When it can take 2 weeks for a woman in prison reliant on medication to access it, when she is not enabled to earn enough to be able to afford the clothes that bring her dignity and has to wear second hand underwear – these fundamental rights are being denied. If a woman leaves prison and due to the stigma and discrimination, she faces from being criminalised can’t access adequate housing or is unable to find employment her fundamental rights are being denied. Our frontline staff have heard these and similar stories time and time again.
Women whose rights were already threatened having faced violence and abuse, who have not had adequate support for their mental health needs or drugs misuse who are then drawn into the justice system often face further indignity and rights denials. How can we, as the 6th wealthiest, supposedly developed, country in the world bear to let this happen? As Nelson Mandela so eloquently put it ‘No one truly knows a nation until one has been inside its jails. A nation should not be judged by how it treats its highest citizens, but its lowest ones.’

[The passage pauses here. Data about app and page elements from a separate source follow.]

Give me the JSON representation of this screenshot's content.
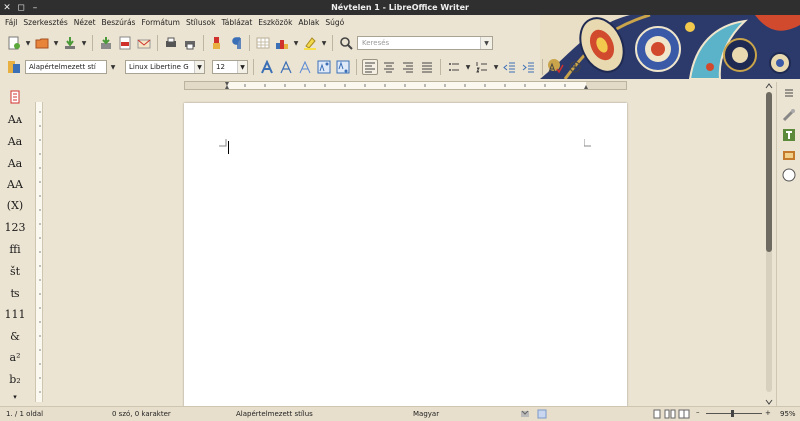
{
  "window": {
    "title": "Névtelen 1 - LibreOffice Writer",
    "close_glyph": "✕",
    "restore_glyph": "◻",
    "minimize_glyph": "–"
  },
  "menu": [
    "Fájl",
    "Szerkesztés",
    "Nézet",
    "Beszúrás",
    "Formátum",
    "Stílusok",
    "Táblázat",
    "Eszközök",
    "Ablak",
    "Súgó"
  ],
  "toolbar": {
    "search_placeholder": "Keresés",
    "paragraph_style": "Alapértelmezett stí",
    "font_name": "Linux Libertine G",
    "font_size": "12",
    "dropdown_arrow": "▼"
  },
  "sidebar_chars": [
    "Aᴀ",
    "Aa",
    "Aa",
    "AA",
    "(X)",
    "123",
    "ffi",
    "št",
    "ʦ",
    "111",
    "&",
    "a²",
    "b₂",
    "▾"
  ],
  "statusbar": {
    "page": "1. / 1 oldal",
    "words": "0 szó, 0 karakter",
    "page_style": "Alapértelmezett stílus",
    "language": "Magyar",
    "zoom_minus": "–",
    "zoom_plus": "+",
    "zoom": "95%"
  },
  "zoom_level": 0.95,
  "colors": {
    "chrome": "#ece4d2",
    "titlebar": "#2f2f2f",
    "page": "#ffffff",
    "accent_blue": "#3b6fb6"
  }
}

We all too often send women to prison who have experienced complex disadvantage for low-level offences, remove them from their families and communities, deny them their rights, take away their agency and decision making over their own lives.
Communities must be empowered and resourced to support women’s urgent needs such as mental ill health and homelessness. And to provide the services that are so desperately needed that would prevent women from offending in the first place. Women must have opportunities for economic empowerment; for agency in their lives; for being able to access the right support at the time when they need it the most; to access adequate, safe, and affordable housing and to live lives with dignity and free of fear.
For these reasons, and many more, it is a privilege to work at Women in Prison with a staff team with deep expertise, an award-winning diverse board, and dynamic women with lived experience. Because change can and must happen. Because we cannot stand by while women’s rights violations affect those most excluded in society.
Across the organisation, on top of the impactful and important work that we do in service of women in contact with the criminal justice system, we have been reflecting and dreaming. We have been reflecting on our roots and why we came into existence. And we have been dreaming about the organisation we want to be to help create a future where women are no longer unnecessarily criminalised, where we all have real justice and can access our rights.
Over the coming months we will be launching our new vision and purpose, and our new organisational values. We have been developing plans to recognise our 40th Anniversary, to deepen our learning from our heritage so that we can develop a new strategy in 2024.
We could do none of this without the support of our partners and donors, and I’d like to acknowledge and thank each and every one of you for continuing to support women who have found themselves facing multiple disadvantages.